Bullet point summary of things I've tried that have helped me:
- Whenever reasonable & possible, take a break when you're switching languages
- Use languages which are synergistic
- Use consistent coding styles across languages
More detail from personal experience:
The mistakes happened most commonly at work: E.g. when I'd been doing IDL for a while and then would switch to the PHP, I would forget to put dollar signs on the front of variables and semi-colons at the end of the lines. I didn't seem to have as many problems at home; I believe that was at least partly because it was always a few hours between getting home and starting my Python work, so the break probably helped my brain re-set from the languages I was using at work.
One thing that can help is finding languages with certain synergies: I've found that I can switch relatively easily between Python and Java ... yeah, I am still more likely to forget semi-colons at the end of my Java lines if I've been doing Python, but the two languages "sync" well in my brain, so switching isn't as difficult as going from Python to Perl, for example. I've also found it relatively easy to switch between Perl & PHP. YMMV, of course, and I expect different people will find synergies between different sets of languages.

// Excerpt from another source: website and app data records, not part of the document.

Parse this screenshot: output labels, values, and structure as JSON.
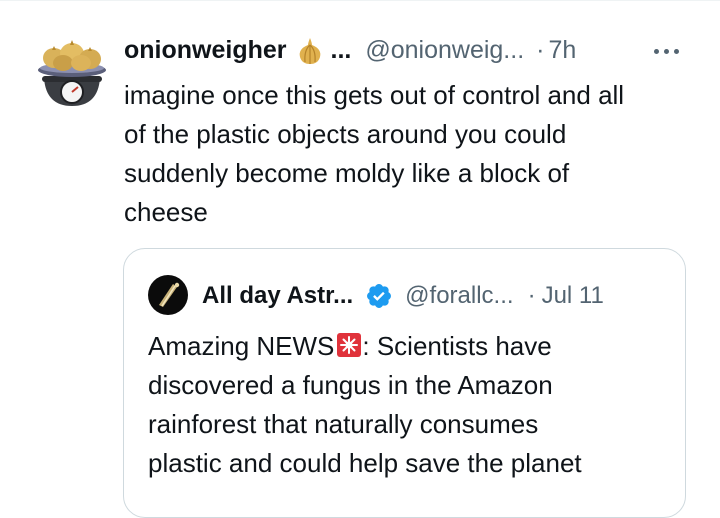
{
  "tweet": {
    "display_name": "onionweigher",
    "name_truncation": "...",
    "handle": "@onionweig...",
    "separator": "·",
    "timestamp": "7h",
    "text_lines": [
      "imagine once this gets out of control and all",
      "of the plastic objects around you could",
      "suddenly become moldy like a block of",
      "cheese"
    ],
    "avatar_icon": "onion-scale-icon",
    "name_badge_icon": "onion-icon",
    "more_icon": "more-horizontal-icon"
  },
  "quote": {
    "display_name": "All day Astr...",
    "handle": "@forallc...",
    "separator": "·",
    "date": "Jul 11",
    "text_first_part": "Amazing NEWS",
    "text_after_icon": ": Scientists have",
    "text_lines": [
      "discovered a fungus in the Amazon",
      "rainforest that naturally consumes",
      "plastic and could help save the planet"
    ],
    "avatar_icon": "telescope-avatar-icon",
    "verified_icon": "verified-badge-icon",
    "inline_icon": "siren-icon"
  },
  "colors": {
    "text_primary": "#0f1419",
    "text_secondary": "#536471",
    "verified_blue": "#1d9bf0",
    "border": "#cfd9de"
  }
}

Also, as much as you can, it may help to maintain a consistent coding style between languages. An example: for years I put an opening brace on the line after an if, for, etc. in Java, C, Perl, etc. However, after using Python as my main language for a few years, I've found that I no longer like that style, and have switched to putting opening braces at the end of lines. For me, this has helped create a more consistent appearance across languages, which I find helps ease the switching. Again YMMV.